▸ **Your task**: Copy exactly the lines from the one containing "Enumerate this screenshot's" through the last line of the records below, including both, and leave out any pictures.

▸ **Dataset extract**:
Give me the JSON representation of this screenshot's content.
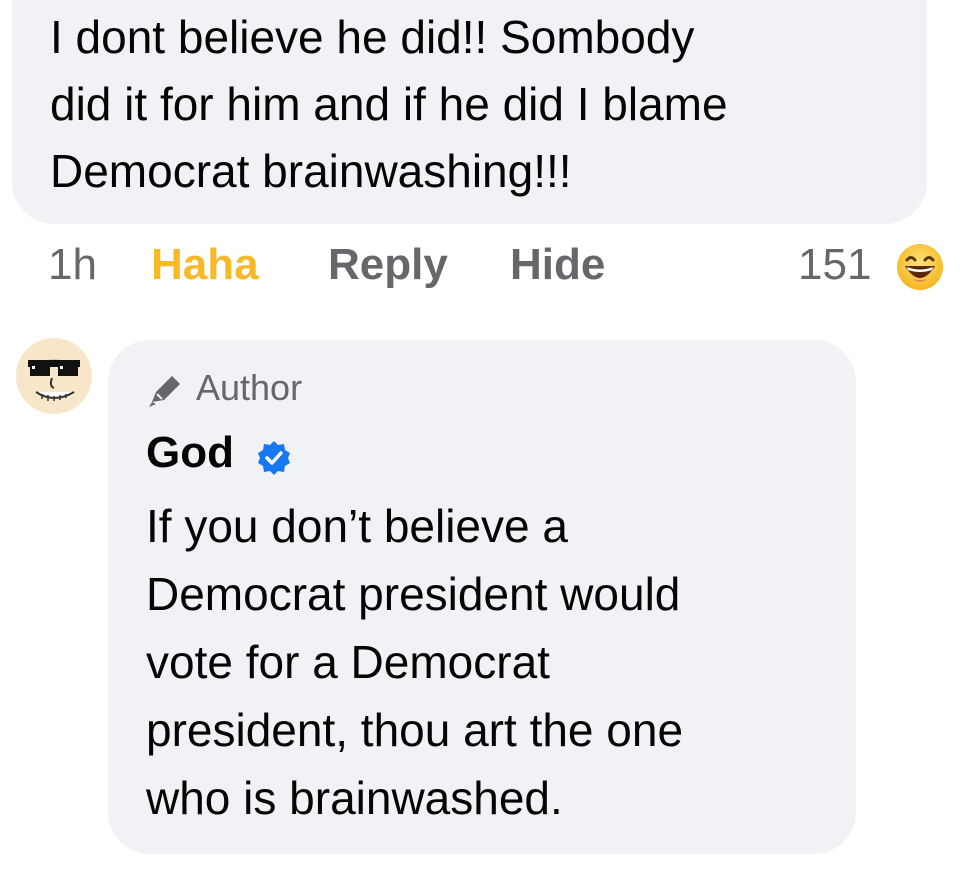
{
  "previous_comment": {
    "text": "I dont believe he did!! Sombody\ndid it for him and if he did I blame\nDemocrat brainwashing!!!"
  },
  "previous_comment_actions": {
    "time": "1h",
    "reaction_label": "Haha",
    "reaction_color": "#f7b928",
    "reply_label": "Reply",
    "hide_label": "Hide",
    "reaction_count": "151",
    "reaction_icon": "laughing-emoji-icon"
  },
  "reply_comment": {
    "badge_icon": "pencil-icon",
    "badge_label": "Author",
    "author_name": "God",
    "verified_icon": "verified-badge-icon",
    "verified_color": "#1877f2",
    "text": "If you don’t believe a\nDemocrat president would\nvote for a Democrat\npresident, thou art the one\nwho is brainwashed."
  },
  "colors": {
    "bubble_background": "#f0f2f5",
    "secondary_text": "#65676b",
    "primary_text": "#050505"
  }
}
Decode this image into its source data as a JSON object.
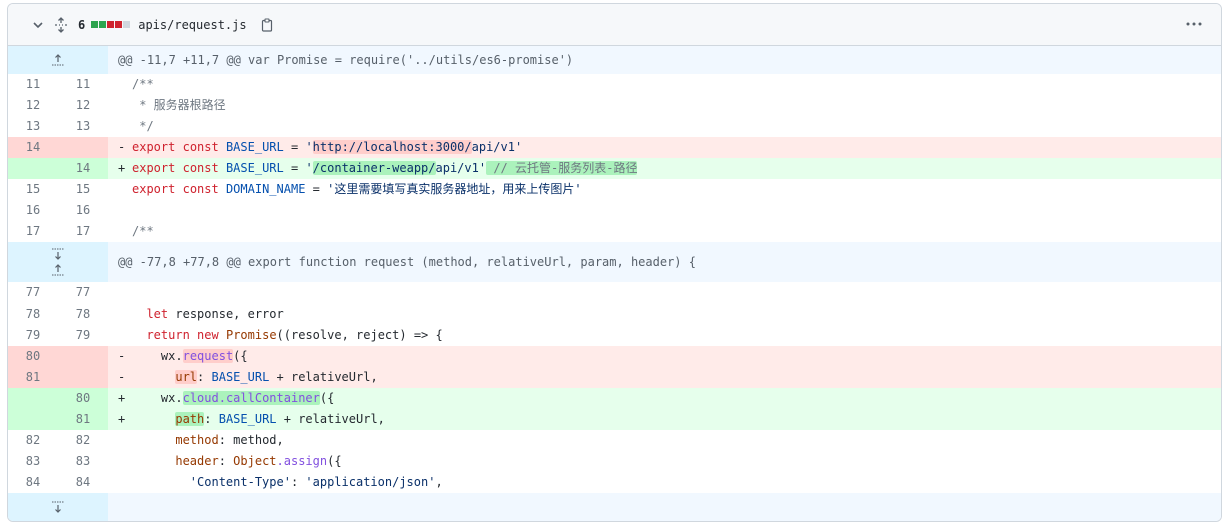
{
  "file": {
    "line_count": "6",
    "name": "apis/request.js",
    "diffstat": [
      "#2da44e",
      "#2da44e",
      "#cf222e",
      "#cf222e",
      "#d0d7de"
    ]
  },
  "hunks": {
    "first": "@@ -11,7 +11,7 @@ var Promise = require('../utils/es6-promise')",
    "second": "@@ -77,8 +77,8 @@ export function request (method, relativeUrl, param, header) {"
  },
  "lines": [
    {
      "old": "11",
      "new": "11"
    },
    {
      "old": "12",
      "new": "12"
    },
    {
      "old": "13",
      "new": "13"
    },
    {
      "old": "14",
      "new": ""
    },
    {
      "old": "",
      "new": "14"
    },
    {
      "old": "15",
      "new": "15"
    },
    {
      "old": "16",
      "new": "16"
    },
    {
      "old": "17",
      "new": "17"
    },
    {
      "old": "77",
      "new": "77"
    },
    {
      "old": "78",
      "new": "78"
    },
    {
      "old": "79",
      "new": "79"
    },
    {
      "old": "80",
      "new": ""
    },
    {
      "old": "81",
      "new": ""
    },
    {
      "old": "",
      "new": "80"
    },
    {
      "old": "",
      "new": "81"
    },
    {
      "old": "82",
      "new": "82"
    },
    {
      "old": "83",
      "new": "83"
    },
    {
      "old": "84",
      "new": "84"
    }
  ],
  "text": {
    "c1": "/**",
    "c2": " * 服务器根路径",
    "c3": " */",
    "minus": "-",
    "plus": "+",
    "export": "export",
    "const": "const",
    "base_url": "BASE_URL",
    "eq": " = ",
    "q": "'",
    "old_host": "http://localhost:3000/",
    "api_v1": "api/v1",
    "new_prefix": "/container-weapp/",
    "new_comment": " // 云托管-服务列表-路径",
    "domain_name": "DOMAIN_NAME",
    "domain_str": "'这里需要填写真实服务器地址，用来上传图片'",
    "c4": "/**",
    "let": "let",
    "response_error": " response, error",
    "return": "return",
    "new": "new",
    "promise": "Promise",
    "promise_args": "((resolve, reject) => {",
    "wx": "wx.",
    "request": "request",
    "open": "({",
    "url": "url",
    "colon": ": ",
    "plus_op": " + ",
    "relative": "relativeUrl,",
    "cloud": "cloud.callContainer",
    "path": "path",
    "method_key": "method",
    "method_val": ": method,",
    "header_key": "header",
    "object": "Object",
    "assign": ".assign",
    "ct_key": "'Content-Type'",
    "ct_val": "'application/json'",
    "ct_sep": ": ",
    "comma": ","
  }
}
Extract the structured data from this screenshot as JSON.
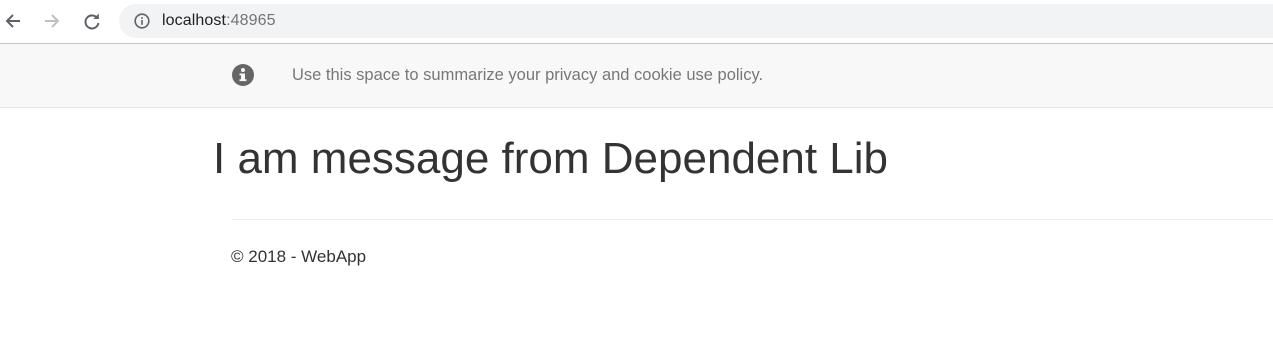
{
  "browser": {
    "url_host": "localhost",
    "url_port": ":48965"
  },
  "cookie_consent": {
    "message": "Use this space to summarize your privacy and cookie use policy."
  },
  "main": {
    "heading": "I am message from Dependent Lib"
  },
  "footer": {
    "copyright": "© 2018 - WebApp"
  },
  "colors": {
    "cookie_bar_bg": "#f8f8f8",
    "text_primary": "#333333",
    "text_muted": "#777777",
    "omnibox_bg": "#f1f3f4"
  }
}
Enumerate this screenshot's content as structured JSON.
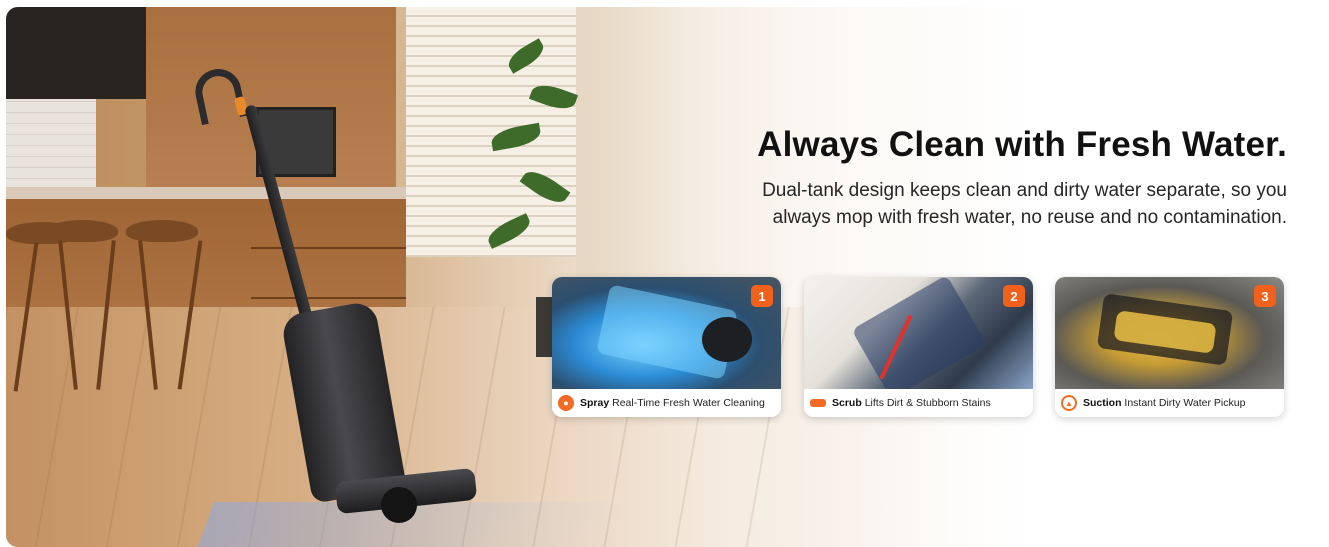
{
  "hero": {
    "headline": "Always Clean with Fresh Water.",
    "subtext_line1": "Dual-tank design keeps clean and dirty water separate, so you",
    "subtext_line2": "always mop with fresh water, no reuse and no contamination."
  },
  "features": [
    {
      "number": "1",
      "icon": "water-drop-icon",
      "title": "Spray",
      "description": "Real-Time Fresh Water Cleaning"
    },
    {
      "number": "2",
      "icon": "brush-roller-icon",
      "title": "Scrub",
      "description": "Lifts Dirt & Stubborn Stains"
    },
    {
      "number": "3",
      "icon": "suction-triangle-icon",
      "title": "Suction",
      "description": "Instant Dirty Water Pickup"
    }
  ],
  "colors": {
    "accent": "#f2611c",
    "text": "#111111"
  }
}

▸ **Task response**:
Enumerate this screenshot's content as structured JSON.
{
  "hero": {
    "headline": "Always Clean with Fresh Water.",
    "subtext_line1": "Dual-tank design keeps clean and dirty water separate, so you",
    "subtext_line2": "always mop with fresh water, no reuse and no contamination."
  },
  "features": [
    {
      "number": "1",
      "icon": "water-drop-icon",
      "title": "Spray",
      "description": "Real-Time Fresh Water Cleaning"
    },
    {
      "number": "2",
      "icon": "brush-roller-icon",
      "title": "Scrub",
      "description": "Lifts Dirt & Stubborn Stains"
    },
    {
      "number": "3",
      "icon": "suction-triangle-icon",
      "title": "Suction",
      "description": "Instant Dirty Water Pickup"
    }
  ],
  "colors": {
    "accent": "#f2611c",
    "text": "#111111"
  }
}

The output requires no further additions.